In 1920, Indian villagers discovered a wolf mother in her den together with four cubs. Two were baby wolves, but the other two were human children, subsequently named Kamala and Amala. No one knows how they got there or why the wolf adopted them. Roger Brown (1958) tells us what these children were like:

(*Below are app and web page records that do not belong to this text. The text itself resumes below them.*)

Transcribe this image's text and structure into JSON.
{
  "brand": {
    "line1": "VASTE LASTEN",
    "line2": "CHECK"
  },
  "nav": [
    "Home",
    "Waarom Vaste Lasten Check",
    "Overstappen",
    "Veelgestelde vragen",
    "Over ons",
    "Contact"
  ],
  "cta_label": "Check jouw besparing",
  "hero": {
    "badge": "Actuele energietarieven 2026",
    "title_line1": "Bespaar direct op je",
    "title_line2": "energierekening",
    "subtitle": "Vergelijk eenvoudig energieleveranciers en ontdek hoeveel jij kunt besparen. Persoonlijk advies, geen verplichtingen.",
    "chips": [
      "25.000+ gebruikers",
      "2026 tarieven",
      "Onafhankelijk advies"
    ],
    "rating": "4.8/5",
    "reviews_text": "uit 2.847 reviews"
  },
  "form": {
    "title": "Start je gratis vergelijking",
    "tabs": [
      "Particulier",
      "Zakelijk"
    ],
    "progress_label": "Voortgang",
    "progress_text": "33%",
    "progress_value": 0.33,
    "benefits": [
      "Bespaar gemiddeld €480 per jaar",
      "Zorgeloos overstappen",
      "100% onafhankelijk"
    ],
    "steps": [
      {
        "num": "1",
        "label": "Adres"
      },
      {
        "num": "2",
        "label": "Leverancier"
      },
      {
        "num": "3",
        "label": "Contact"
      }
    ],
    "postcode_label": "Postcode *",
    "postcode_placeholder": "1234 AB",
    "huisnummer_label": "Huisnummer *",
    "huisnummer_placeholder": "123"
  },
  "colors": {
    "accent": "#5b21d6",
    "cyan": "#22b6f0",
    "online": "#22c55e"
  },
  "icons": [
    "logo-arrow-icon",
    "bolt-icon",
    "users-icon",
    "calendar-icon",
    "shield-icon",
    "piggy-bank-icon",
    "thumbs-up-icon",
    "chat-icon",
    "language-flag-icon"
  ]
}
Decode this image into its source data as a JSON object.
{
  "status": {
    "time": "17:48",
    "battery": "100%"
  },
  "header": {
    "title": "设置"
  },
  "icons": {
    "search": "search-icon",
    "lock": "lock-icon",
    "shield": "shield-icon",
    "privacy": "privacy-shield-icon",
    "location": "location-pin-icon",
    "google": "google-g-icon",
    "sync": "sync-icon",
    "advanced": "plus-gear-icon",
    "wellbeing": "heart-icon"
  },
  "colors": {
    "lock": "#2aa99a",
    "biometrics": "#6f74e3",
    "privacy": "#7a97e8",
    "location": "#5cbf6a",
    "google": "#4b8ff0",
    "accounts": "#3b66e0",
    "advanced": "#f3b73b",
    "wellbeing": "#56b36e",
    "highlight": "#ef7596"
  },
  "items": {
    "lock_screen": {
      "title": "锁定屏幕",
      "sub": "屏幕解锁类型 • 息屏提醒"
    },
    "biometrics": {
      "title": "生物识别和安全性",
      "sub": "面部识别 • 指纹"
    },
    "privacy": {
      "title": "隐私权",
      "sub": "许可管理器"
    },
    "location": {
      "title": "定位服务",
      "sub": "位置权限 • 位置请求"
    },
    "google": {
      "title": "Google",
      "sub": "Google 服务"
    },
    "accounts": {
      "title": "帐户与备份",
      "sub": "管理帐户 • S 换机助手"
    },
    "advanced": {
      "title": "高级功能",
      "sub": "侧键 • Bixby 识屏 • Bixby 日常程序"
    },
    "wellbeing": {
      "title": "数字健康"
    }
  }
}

Kamala was about eight years old and Amala was only one and one-half. They were thoroughly wolfish in appearance and behavior: Hard callus had developed on their knees and palms from going on all fours. Their teeth were sharp edged. They moved their nostrils sniffing food. Eating and drinking were accomplished by lowering their mouths to the plate. They ate raw meat. . . . At night they prowled and sometimes howled. They shunned other children but followed the dog and cat. They slept rolled up together on the floor. . . . Amala died within a year but Kamala lived to be eighteen. . . . In time, Kamala learned to walk erect, to wear clothing, and even to speak a few words. The outcome was much the same for the 30 or so other wild children about whom we have reports (Figure 10.29). When found, they were all shockingly animal-like. None of them could be rehabilitated to use language normally, though some, including Kamala, learned to speak a few words.